Data records for software interfaces:
/---

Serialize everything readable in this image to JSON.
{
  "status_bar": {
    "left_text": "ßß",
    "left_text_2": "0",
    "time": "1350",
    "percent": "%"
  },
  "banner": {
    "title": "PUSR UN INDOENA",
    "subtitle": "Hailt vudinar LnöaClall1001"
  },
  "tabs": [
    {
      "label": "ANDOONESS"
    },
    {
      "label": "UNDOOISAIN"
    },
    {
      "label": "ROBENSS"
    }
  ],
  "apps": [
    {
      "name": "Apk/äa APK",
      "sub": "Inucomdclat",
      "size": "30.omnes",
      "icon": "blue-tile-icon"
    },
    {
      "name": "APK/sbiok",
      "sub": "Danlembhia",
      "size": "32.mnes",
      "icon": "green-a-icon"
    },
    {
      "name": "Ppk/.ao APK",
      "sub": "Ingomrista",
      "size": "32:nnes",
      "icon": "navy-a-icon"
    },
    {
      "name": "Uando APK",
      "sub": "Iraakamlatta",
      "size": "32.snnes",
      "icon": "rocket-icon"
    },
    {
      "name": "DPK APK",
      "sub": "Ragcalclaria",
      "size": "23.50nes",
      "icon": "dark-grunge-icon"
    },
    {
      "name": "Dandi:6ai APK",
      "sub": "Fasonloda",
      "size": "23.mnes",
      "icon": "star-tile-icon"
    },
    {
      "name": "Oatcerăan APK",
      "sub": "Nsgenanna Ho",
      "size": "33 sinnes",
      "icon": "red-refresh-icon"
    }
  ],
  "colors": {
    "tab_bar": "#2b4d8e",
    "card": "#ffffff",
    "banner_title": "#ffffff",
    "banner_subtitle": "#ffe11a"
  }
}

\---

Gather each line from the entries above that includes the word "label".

      "label": "ANDOONESS"
      "label": "UNDOOISAIN"
      "label": "ROBENSS"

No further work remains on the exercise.